The most recent Newsmakers program with Democrat Providence Mayor Jorge Elorza showed an interesting side of the mayor. As one would expect, bulk of the interview addressed the situation in Providence schools.
What was striking about the discussion was the mismatch between the mayor’s analysis and his actions. He’s looking for “transformational change,” and he knows the teachers contract is central to the problem. He insists that reform can’t “nip at the edges,” but also that “you just can’t do transformational change through negotiations.” That is especially true, he says, because state law tilts things so much in the favor of the labor unions.
He’s looked into the experience of state-takeovers around the country and has discovered that the beneficial effects rarely take hold for long. Yet, he still supports the concept of state takeover in Rhode Island, largely because he foresees an opportunity to change the contract.
With all of this in mind, the mayor shouldn’t have had to wait for the Johns Hopkins report. He should have had that information in-hand and in front of the General Assembly over the past six months, asking for changes to the laws with which he has a problem.

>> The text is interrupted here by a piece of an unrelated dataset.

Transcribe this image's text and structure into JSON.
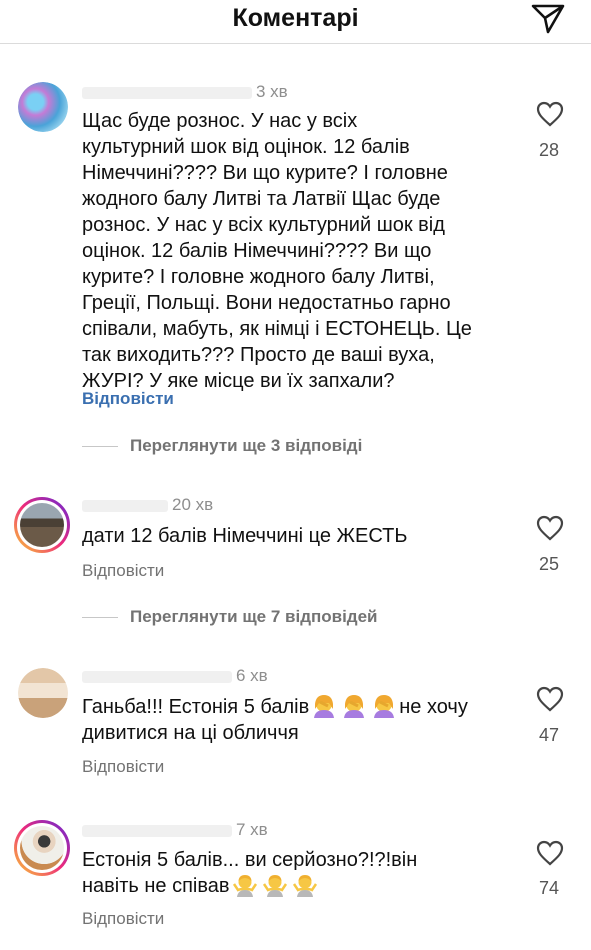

Other topics raised during the interview had a similar theme: the problems are at the state level. One needn’t agree entirely with that statement to suggest that somebody who does would be taking a very different approach than the mayor. We would be seeing, for example, media campaigns and pressure being put publicly on specific politicians.
This observation carries over into the proposed solutions. Knowing, as Elorza does, that state interventions don’t tend to translate into long-term improvement, he should understand that it isn’t just policies that have to change. Sure, a longer school day might help, and a streamlined method of getting rid of underperforming teachers certainly would, but unless the foundational incentives of the workplace change, the system will backslide as soon as the public spotlight moves away. One could make the case that short-term improvements in these situations aren’t even a result of the actual policy changes as much as the incentive that everybody has for to perform for a short time in order to avoid more painful reforms.
That is why modifying the competitive environment in which schools operate would surely be a more-effective reform than anything done within the schools themselves. The system needs the incentives that come with accountability and competition.
Massachusetts attempted to answer that need with the risk that schools would actually be closed and reconstituted. However, that only kicks in when circumstances get truly terrible, and evidence of the past few years suggests the Bay State may be coming to the end of its run at the front of the national class. More-conservative states have leaned toward school choice, whether implemented broadly or as the consequence for districts when schools underperform.
Whether reforms that strong would have a chance in Rhode Island is not a question that evokes optimism. But those are the sorts of questions that we would be seeing influential people ask if they were serious about fixing the problem.